(Records for the exercise):
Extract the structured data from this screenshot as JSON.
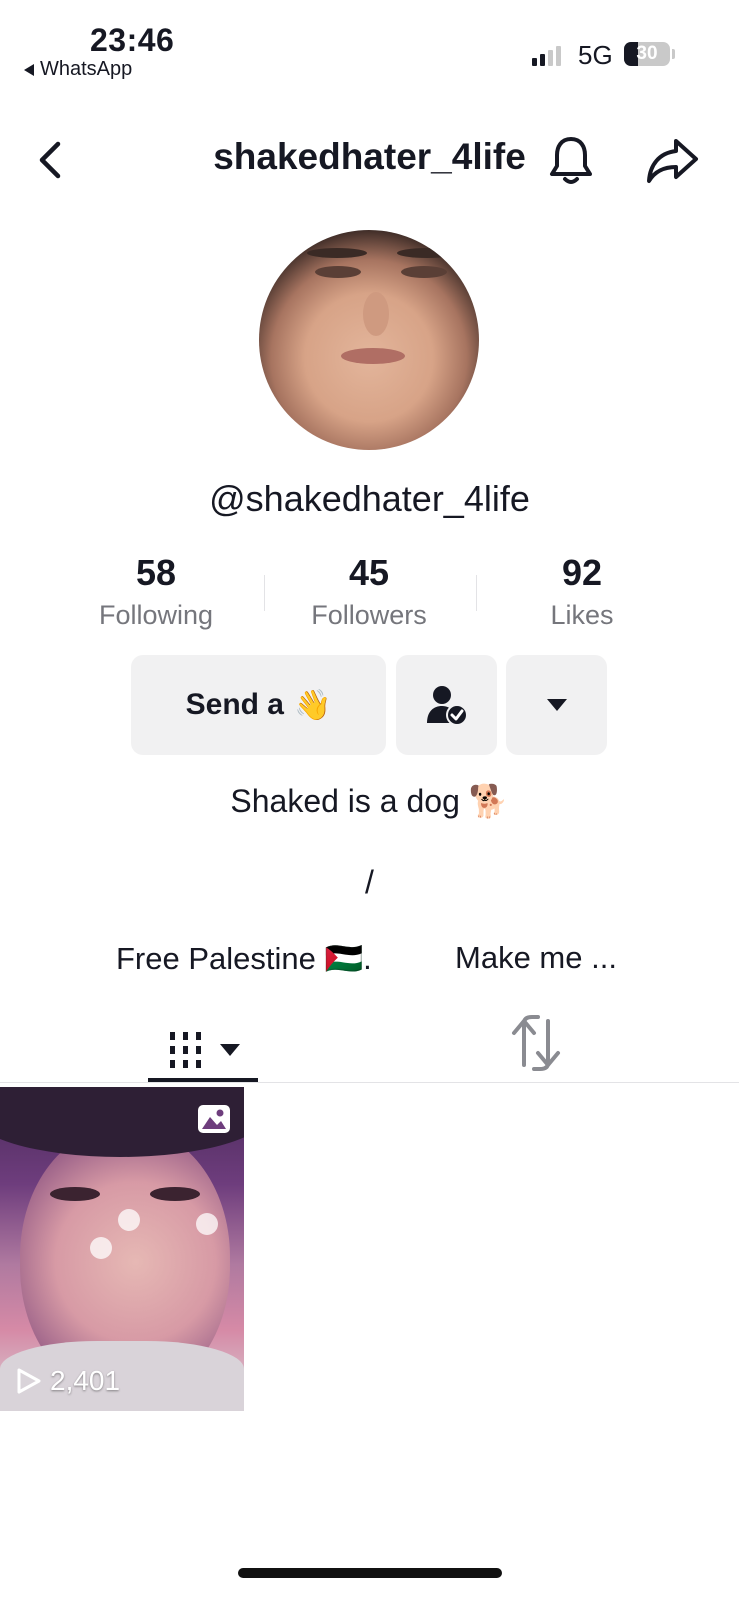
{
  "status_bar": {
    "time": "23:46",
    "back_app": "WhatsApp",
    "network": "5G",
    "battery": "30",
    "battery_level": 0.3
  },
  "header": {
    "title": "shakedhater_4life",
    "icons": [
      "chevron-left-icon",
      "bell-icon",
      "share-icon"
    ]
  },
  "profile": {
    "handle": "@shakedhater_4life",
    "stats": [
      {
        "value": "58",
        "label": "Following"
      },
      {
        "value": "45",
        "label": "Followers"
      },
      {
        "value": "92",
        "label": "Likes"
      }
    ],
    "buttons": {
      "send": "Send a",
      "send_emoji": "👋"
    },
    "bio_line1": "Shaked is a dog 🐕",
    "bio_line2": "/",
    "links": [
      "Free Palestine 🇵🇸.",
      "Make me ..."
    ]
  },
  "tabs": {
    "items": [
      "videos-grid-tab",
      "reposts-tab"
    ]
  },
  "videos": [
    {
      "views": "2,401",
      "type": "photo-post"
    }
  ]
}
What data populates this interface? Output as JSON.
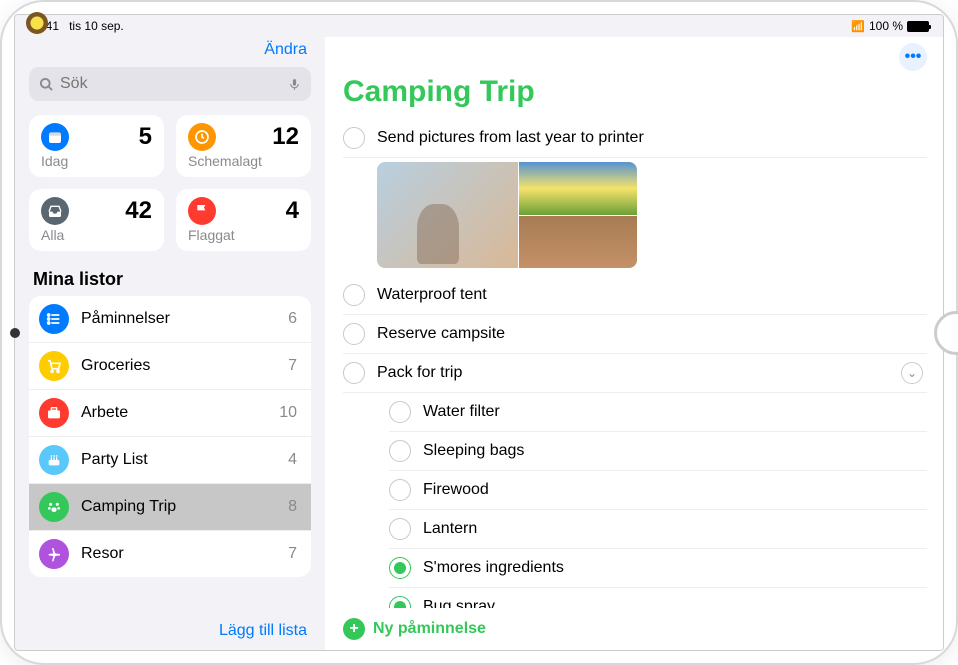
{
  "status": {
    "time": "09:41",
    "date": "tis 10 sep.",
    "battery": "100 %"
  },
  "sidebar": {
    "edit": "Ändra",
    "search_placeholder": "Sök",
    "cards": [
      {
        "id": "today",
        "label": "Idag",
        "count": "5",
        "bg": "#007aff",
        "icon": "calendar"
      },
      {
        "id": "scheduled",
        "label": "Schemalagt",
        "count": "12",
        "bg": "#ff9500",
        "icon": "clock"
      },
      {
        "id": "all",
        "label": "Alla",
        "count": "42",
        "bg": "#5b6770",
        "icon": "inbox"
      },
      {
        "id": "flagged",
        "label": "Flaggat",
        "count": "4",
        "bg": "#ff3b30",
        "icon": "flag"
      }
    ],
    "my_lists_header": "Mina listor",
    "lists": [
      {
        "label": "Påminnelser",
        "count": "6",
        "bg": "#007aff",
        "icon": "list",
        "selected": false
      },
      {
        "label": "Groceries",
        "count": "7",
        "bg": "#ffcc00",
        "icon": "cart",
        "selected": false
      },
      {
        "label": "Arbete",
        "count": "10",
        "bg": "#ff3b30",
        "icon": "briefcase",
        "selected": false
      },
      {
        "label": "Party List",
        "count": "4",
        "bg": "#5ac8fa",
        "icon": "cake",
        "selected": false
      },
      {
        "label": "Camping Trip",
        "count": "8",
        "bg": "#34c759",
        "icon": "paw",
        "selected": true
      },
      {
        "label": "Resor",
        "count": "7",
        "bg": "#af52de",
        "icon": "plane",
        "selected": false
      }
    ],
    "add_list": "Lägg till lista"
  },
  "main": {
    "title": "Camping Trip",
    "accent_color": "#34c759",
    "reminders": [
      {
        "label": "Send pictures from last year to printer",
        "checked": false,
        "sub": false,
        "has_images": true
      },
      {
        "label": "Waterproof tent",
        "checked": false,
        "sub": false
      },
      {
        "label": "Reserve campsite",
        "checked": false,
        "sub": false
      },
      {
        "label": "Pack for trip",
        "checked": false,
        "sub": false,
        "expandable": true
      },
      {
        "label": "Water filter",
        "checked": false,
        "sub": true
      },
      {
        "label": "Sleeping bags",
        "checked": false,
        "sub": true
      },
      {
        "label": "Firewood",
        "checked": false,
        "sub": true
      },
      {
        "label": "Lantern",
        "checked": false,
        "sub": true
      },
      {
        "label": "S'mores ingredients",
        "checked": true,
        "sub": true
      },
      {
        "label": "Bug spray",
        "checked": true,
        "sub": true
      }
    ],
    "new_reminder": "Ny påminnelse"
  }
}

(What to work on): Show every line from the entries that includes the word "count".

(Task result):
        "count": "5",
        "count": "12",
        "count": "42",
        "count": "4",
        "count": "6",
        "count": "7",
        "count": "10",
        "count": "4",
        "count": "8",
        "count": "7",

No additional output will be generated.